The Haruspex Stone at Bath with the sacrificial altar behind

The Haruspex Stone at Bath with the sacrificial altar behind

Hopefully, all this talk of Romans at Bath will have whetted your appetite for something a little closer to home but just as exciting. Not only does our Roman site at Wall have carvings every bit as mysterious as those at Bath, evidence of Christianity in the area prior to St Chad’s arrival (in the form of  bronze bowl with a Chi-Rho symbol which you can see and read about here) and even rumours of our own statue of Minerva said to have been as big as a man, but not a man as it had a bust but also not a woman because it was wearing a soldier’s helmet. Unfortunately, it was used to fix a drain. If it ever existed in the first place that is.

Possibly one of the local gods at Letocetum. Found built into the walls of the Mansio at Wall.

Possibly one of the local gods at Letocetum. Found built into the walls of the Mansio at Wall.

This may represent a skull in a niche a la Roquepertuse or it may be another local god. We just don't know but it is fun speculating.

This may represent a skull in a niche a la Roquepertuse or it may be another local god. We just don’t know but it is fun speculating.

You can access the site of Letocetum all year round during daylight hours and the museum is open 11am to 4pm the last weekend of every month plus Bank Holidays between March and October. This Winter, the Friends of Letocetum have arranged a series of talks at Wall Village Hall starting on Wednesday 9th December with Dr Mike Hodder who will be talking about his own personal experiences as an archaeologist at Wall.

Further details of this and all other upcoming talks and events plus lots of other information about Letocetum can be found here on the website or there is a Facebook page here and you can follow @FndsofLetocetum on Twitter.

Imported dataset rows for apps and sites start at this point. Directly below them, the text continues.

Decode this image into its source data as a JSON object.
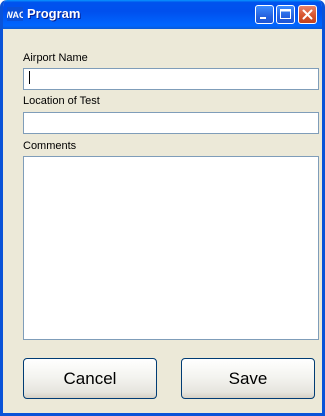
{
  "window": {
    "title": "Program",
    "icon": "app-icon",
    "controls": [
      "minimize-icon",
      "maximize-icon",
      "close-icon"
    ],
    "colors": {
      "titlebar": "#0055ea",
      "frame": "#0a53d8",
      "body": "#ece9d8",
      "close_button": "#d8552f"
    }
  },
  "form": {
    "airport_name": {
      "label": "Airport Name",
      "value": ""
    },
    "location_of_test": {
      "label": "Location of Test",
      "value": ""
    },
    "comments": {
      "label": "Comments",
      "value": ""
    }
  },
  "buttons": {
    "cancel_label": "Cancel",
    "save_label": "Save"
  }
}
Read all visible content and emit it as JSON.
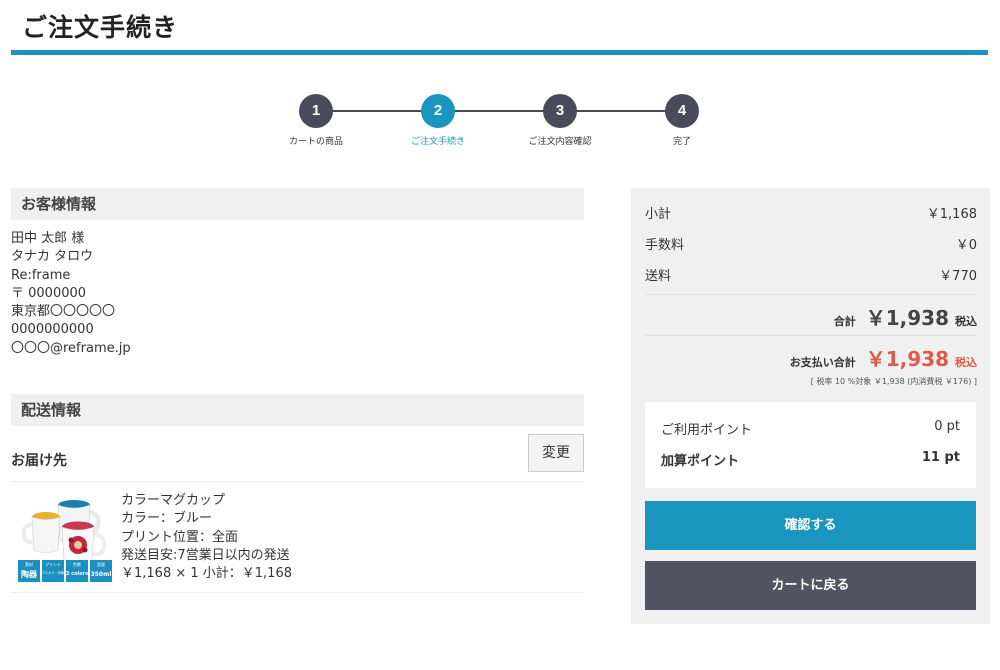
{
  "page": {
    "title": "ご注文手続き"
  },
  "steps": [
    {
      "num": "1",
      "label": "カートの商品",
      "active": false
    },
    {
      "num": "2",
      "label": "ご注文手続き",
      "active": true
    },
    {
      "num": "3",
      "label": "ご注文内容確認",
      "active": false
    },
    {
      "num": "4",
      "label": "完了",
      "active": false
    }
  ],
  "customer": {
    "heading": "お客様情報",
    "lines": [
      "田中 太郎 様",
      "タナカ タロウ",
      "Re:frame",
      "〒 0000000",
      "東京都〇〇〇〇〇",
      "0000000000",
      "〇〇〇@reframe.jp"
    ]
  },
  "delivery": {
    "heading": "配送情報",
    "destination_label": "お届け先",
    "change_label": "変更",
    "product": {
      "lines": [
        "カラーマグカップ",
        "カラー：ブルー",
        "プリント位置：全面",
        "発送目安:7営業日以内の発送",
        "￥1,168 × 1  小計：￥1,168"
      ],
      "badges": [
        {
          "top": "素材",
          "main": "陶器"
        },
        {
          "top": "プリント",
          "main": "フルカラー印刷"
        },
        {
          "top": "色数",
          "main": "3 colors"
        },
        {
          "top": "容量",
          "main": "350ml"
        }
      ]
    }
  },
  "summary": {
    "subtotal_label": "小計",
    "subtotal": "￥1,168",
    "fee_label": "手数料",
    "fee": "￥0",
    "shipping_label": "送料",
    "shipping": "￥770",
    "total_label": "合計",
    "total": "￥1,938",
    "total_tax": "税込",
    "pay_label": "お支払い合計",
    "pay": "￥1,938",
    "pay_tax": "税込",
    "tax_note": "[ 税率 10 %対象  ￥1,938 (内消費税 ￥176) ]",
    "points_used_label": "ご利用ポイント",
    "points_used": "0 pt",
    "points_added_label": "加算ポイント",
    "points_added": "11 pt",
    "confirm_label": "確認する",
    "back_label": "カートに戻る"
  },
  "colors": {
    "accent": "#1a95c0",
    "dark": "#4a4a5a",
    "price_red": "#e05a4a"
  }
}
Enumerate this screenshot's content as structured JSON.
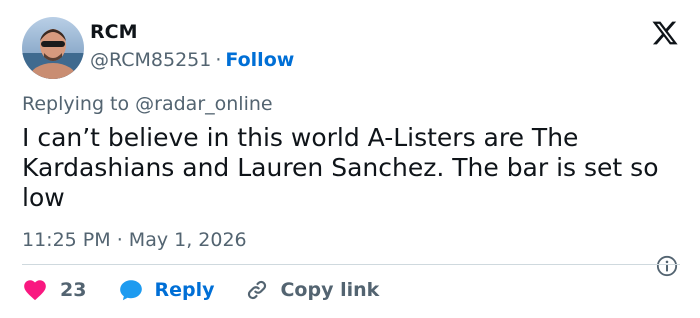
{
  "author": {
    "name": "RCM",
    "handle": "@RCM85251",
    "separator": "·",
    "follow_label": "Follow"
  },
  "tweet": {
    "replying_prefix": "Replying to",
    "replying_to": "@radar_online",
    "text": "I can’t believe in this world A-Listers are The Kardashians and Lauren Sanchez. The bar is set so low",
    "time": "11:25 PM",
    "date_separator": "·",
    "date": "May 1, 2026"
  },
  "actions": {
    "like_count": "23",
    "reply_label": "Reply",
    "copy_link_label": "Copy link"
  },
  "icons": {
    "logo": "x-logo-icon",
    "info": "info-icon",
    "like": "heart-icon",
    "reply": "speech-bubble-icon",
    "copy": "link-icon"
  },
  "colors": {
    "text": "#0f1419",
    "secondary": "#536471",
    "link": "#006fd6",
    "like": "#f91880",
    "reply_bubble": "#1d9bf0",
    "divider": "#cfd9de"
  }
}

For anyone who would like to see the Gorgon’s Head but isn’t able to get to Bath, it will be coming to a lampost in Leomansley shortly along with a wobbly lobster. Details on request. And should anyone pinch it, I’ve got a curse ready.